    This is absurd. McCain’s campaign rightly is claiming that the 19 seconds of footage are fair use, and Fox’s interpretation of fair use leaves a lot to be desired:

    Fox’s lawyers say “fair use” does not apply to commercial use and that Mr. McCain’s campaign has no substantive legal defense.

    First of all, it’s entirely debatable (no pun intended) as to whether or not using footage in a political campaign is “commercial.” Beyond that, though, you can never decide fair use based on just one of the four factors. Courts are required to analyze the four fair use factors, and the whole situation beyond those factors should be taken into account, too.

    So let’s look at those factors.

    1. Purpose and character of the use, including whether such use is of a commercial nature…

    It might be arguable whether or not using the clip in a political campaign ad is “commercial” or not. Even if it were, that would simply begin to tilt the balance away from fair use. However, none of the four factors is dispositive–just because one factor goes one way or the other doesn’t foreordain a result.

    2. Nature of the copyrighted work.

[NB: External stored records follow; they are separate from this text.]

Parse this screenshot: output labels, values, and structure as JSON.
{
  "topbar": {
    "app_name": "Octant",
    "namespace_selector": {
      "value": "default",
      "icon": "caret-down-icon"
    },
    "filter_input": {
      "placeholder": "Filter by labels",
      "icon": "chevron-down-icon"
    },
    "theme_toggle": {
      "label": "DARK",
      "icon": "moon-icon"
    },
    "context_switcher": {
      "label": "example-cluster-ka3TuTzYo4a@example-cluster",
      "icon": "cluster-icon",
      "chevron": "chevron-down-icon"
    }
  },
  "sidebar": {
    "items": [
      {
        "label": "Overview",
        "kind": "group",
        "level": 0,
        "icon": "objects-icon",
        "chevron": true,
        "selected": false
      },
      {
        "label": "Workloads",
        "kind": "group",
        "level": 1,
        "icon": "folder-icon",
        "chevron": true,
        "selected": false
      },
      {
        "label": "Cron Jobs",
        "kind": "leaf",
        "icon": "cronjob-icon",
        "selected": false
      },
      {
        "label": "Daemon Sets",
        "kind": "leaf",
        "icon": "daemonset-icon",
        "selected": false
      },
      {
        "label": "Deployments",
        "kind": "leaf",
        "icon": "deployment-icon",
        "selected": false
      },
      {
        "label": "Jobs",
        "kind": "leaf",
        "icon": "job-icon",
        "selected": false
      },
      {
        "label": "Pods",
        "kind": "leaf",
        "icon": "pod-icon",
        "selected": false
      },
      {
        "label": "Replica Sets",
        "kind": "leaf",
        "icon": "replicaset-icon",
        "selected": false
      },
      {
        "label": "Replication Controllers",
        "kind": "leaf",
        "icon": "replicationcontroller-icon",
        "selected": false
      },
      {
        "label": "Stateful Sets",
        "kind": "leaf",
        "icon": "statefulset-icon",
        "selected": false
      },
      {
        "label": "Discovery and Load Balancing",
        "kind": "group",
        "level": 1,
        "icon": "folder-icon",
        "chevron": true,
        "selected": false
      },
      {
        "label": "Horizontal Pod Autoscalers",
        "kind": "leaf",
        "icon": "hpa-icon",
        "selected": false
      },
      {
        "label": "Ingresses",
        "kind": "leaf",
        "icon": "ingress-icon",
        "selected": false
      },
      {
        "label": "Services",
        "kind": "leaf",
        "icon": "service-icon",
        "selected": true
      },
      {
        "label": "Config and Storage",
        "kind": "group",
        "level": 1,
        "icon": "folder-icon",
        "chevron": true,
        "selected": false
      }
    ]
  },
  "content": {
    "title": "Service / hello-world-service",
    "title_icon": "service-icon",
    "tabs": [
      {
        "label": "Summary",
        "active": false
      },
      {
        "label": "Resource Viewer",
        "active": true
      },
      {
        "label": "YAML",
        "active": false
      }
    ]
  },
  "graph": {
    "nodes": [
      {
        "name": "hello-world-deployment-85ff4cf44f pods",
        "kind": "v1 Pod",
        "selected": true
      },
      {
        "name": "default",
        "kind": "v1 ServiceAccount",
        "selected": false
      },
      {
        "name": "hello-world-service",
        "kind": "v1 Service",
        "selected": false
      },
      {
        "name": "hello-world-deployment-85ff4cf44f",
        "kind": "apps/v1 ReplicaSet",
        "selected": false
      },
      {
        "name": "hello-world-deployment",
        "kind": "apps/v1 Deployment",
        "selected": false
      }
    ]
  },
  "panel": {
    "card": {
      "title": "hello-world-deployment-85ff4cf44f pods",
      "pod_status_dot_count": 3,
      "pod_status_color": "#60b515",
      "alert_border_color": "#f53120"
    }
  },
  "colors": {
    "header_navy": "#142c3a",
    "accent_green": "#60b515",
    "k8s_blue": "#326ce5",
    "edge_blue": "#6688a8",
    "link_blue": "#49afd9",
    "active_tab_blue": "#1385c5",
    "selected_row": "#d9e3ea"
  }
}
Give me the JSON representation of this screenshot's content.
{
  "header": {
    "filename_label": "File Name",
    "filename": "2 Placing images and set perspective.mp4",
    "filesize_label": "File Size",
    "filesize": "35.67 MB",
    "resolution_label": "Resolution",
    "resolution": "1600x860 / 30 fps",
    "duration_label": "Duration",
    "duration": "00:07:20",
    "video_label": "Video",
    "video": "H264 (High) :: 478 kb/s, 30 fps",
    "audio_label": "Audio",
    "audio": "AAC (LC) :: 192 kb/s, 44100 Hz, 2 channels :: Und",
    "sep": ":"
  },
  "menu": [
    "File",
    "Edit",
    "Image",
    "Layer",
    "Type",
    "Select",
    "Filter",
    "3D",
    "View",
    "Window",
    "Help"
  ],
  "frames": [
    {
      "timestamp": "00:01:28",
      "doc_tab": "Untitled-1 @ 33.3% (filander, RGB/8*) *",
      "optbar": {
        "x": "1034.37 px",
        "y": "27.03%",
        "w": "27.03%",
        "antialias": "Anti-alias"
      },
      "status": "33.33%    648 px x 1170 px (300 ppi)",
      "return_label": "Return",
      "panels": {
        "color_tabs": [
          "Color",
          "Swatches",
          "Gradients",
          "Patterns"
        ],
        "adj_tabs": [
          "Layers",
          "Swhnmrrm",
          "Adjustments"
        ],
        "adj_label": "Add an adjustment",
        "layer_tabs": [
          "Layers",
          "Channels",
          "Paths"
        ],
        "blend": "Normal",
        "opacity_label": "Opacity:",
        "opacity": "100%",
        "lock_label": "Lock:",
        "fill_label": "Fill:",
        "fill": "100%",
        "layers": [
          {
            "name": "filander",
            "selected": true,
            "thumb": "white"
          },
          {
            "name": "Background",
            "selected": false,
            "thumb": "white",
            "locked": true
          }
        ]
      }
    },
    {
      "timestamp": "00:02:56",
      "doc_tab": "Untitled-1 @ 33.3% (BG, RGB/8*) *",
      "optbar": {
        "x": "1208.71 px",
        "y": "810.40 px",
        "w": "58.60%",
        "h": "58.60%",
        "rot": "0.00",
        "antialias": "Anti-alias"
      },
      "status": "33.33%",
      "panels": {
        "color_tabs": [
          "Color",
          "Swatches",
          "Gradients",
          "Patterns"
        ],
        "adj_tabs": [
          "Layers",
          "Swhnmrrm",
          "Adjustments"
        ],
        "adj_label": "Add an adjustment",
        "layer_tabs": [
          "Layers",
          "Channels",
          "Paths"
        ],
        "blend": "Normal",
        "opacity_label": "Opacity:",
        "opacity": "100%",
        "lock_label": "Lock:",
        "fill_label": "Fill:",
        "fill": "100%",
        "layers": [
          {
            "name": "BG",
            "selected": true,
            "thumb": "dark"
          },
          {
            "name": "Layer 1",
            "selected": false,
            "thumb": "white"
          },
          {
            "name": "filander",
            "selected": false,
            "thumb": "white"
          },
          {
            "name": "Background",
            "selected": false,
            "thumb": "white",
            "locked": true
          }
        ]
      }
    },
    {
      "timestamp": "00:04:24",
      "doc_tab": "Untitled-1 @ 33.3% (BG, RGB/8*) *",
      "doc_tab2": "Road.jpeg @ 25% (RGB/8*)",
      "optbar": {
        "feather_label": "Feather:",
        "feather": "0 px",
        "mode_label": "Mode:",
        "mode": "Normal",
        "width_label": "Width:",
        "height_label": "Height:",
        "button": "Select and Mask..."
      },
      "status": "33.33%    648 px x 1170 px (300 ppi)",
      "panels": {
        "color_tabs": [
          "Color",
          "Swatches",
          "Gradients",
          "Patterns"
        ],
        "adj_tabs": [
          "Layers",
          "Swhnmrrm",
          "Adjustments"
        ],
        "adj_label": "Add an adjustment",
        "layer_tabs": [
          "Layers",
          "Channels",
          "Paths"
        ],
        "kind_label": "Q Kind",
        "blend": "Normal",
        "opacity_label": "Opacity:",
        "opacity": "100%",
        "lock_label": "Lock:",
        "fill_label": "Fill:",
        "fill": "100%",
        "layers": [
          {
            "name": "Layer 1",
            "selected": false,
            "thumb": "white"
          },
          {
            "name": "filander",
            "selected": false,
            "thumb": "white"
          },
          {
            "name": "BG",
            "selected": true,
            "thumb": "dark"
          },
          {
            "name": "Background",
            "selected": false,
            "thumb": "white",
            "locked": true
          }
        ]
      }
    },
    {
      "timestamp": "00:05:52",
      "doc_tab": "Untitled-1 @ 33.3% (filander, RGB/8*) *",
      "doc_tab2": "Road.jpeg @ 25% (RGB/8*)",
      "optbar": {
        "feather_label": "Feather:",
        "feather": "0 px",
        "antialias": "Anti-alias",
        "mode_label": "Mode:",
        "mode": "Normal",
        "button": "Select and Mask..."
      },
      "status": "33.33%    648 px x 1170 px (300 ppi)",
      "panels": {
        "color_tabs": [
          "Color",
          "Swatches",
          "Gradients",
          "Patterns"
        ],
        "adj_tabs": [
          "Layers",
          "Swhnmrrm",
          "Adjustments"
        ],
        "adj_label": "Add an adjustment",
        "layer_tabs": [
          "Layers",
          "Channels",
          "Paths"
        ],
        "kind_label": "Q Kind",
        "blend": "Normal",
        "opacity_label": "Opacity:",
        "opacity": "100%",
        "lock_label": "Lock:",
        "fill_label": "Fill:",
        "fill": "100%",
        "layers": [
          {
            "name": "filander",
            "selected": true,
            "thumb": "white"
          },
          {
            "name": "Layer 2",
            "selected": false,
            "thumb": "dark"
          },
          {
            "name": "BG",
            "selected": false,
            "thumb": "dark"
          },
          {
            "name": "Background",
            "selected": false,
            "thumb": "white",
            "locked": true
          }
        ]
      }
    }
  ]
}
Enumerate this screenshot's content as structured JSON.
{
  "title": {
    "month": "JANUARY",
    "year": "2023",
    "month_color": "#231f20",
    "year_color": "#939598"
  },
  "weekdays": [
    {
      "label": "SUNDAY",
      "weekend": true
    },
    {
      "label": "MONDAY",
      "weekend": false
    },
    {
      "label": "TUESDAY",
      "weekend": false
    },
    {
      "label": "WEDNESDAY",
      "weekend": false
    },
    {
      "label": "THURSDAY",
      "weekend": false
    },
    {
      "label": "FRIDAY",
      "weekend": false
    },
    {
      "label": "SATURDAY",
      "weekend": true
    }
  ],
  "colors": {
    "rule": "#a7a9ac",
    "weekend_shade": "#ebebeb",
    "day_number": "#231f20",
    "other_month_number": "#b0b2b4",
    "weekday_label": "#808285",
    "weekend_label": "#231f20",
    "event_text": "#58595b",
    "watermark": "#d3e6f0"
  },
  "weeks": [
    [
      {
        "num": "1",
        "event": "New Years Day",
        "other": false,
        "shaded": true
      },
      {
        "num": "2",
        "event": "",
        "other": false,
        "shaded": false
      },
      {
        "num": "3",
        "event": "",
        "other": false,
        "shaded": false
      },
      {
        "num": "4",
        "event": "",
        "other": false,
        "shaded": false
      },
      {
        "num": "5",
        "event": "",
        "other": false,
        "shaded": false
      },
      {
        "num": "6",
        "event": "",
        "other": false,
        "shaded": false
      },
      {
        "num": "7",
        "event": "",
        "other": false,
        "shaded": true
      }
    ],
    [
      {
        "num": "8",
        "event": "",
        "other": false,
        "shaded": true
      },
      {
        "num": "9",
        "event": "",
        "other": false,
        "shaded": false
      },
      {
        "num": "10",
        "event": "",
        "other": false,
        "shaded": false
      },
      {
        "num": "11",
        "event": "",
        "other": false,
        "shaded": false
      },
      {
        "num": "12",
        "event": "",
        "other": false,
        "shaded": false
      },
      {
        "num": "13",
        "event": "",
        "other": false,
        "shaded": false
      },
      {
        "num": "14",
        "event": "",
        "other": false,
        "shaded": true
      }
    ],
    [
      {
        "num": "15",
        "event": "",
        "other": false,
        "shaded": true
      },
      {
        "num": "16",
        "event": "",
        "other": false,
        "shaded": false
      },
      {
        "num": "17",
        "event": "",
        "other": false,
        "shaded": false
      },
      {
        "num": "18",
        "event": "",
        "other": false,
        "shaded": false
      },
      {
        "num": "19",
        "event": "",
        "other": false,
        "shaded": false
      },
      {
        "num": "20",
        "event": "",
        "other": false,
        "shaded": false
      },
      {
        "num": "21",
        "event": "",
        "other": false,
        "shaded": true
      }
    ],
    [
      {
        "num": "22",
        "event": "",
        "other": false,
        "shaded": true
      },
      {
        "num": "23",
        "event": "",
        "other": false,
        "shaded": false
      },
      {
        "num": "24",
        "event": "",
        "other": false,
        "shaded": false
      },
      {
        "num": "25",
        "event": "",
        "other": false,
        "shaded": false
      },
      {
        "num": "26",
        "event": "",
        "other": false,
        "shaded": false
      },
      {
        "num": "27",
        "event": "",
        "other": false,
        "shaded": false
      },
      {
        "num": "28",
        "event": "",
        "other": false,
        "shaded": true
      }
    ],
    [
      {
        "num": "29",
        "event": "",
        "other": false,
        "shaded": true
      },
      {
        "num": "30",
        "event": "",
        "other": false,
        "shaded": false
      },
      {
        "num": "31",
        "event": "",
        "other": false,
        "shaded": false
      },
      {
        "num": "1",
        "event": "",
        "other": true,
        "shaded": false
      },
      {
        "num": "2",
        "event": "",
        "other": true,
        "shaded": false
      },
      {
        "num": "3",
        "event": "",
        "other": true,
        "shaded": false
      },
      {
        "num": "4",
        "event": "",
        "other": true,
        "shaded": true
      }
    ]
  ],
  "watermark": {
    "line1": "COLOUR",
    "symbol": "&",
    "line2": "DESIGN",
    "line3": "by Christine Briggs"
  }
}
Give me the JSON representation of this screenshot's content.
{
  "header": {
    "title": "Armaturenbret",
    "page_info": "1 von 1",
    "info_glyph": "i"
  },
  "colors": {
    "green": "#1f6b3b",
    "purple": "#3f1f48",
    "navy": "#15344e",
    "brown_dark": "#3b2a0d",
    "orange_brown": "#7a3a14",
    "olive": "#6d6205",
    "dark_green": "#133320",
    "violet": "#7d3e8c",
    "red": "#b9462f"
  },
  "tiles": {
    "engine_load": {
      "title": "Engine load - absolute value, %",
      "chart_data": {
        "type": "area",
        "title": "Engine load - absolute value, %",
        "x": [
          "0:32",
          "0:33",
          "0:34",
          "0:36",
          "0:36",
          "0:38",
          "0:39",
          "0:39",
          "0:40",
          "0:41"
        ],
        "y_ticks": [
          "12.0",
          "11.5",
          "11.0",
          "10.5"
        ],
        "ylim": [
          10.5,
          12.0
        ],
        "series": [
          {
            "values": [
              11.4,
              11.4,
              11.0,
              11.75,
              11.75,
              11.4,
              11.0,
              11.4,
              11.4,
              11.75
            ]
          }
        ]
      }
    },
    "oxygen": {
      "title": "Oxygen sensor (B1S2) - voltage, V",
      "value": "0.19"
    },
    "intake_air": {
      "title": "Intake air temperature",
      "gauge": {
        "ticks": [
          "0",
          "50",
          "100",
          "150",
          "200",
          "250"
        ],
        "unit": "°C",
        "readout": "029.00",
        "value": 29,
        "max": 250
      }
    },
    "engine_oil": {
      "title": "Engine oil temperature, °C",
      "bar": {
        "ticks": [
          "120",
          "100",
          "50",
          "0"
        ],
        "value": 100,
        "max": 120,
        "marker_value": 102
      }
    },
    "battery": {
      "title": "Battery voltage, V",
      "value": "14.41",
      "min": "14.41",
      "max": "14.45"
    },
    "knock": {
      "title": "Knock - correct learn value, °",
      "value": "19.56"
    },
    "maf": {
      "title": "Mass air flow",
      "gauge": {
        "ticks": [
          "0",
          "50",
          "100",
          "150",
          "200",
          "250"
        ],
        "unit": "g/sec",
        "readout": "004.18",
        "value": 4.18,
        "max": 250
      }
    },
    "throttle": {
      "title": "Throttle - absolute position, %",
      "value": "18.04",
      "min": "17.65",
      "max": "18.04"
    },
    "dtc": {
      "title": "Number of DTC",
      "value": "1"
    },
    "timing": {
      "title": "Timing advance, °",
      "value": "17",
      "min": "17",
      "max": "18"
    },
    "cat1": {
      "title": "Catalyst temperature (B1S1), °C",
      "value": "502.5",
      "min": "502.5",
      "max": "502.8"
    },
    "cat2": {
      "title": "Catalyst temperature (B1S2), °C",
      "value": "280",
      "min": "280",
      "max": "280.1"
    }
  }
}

    Factual accounts and events are more likely to be put to fair uses than fictional ones. Some of the ideal, quintessential fair uses include commentary, criticism, and news reporting. This means uses of factual accounts are more likely to be fair.

    This debate was a public news event, not the creative output of Fox screenwriters, actors, or animators. It’s meant to be part of the conversation and debate surrounding the Republican presidential nomination.

    3. Amount and substantiality of the portion used in relation to the copyrighted work as a whole.

    19 seconds of a 90 minute debate. I don’t think that requires too much analysis.

    4. Effect of the use upon the potential market for or value of the copyrighted work.

    The McCain ad is not going to supplant ad revenue or DVD sales accompanying Fox’s monetization of the debate. What exactly does Fox lose from this use? It’s difficult to see what harm the networks suffers at all.

    McCain’s campaign should be well within its legal bounds to use the clip. If anything, the allegations of infringement are what lack substance.

    Incidentally, this isn’t a partisan issue—the same sort of problem arose regarding Speaker of the House Nancy Pelosi’s (D-CA) use of C-SPAN footage on her website http://www.usatoday.com/news/washington/2007-03-07-1965288649_x.htm.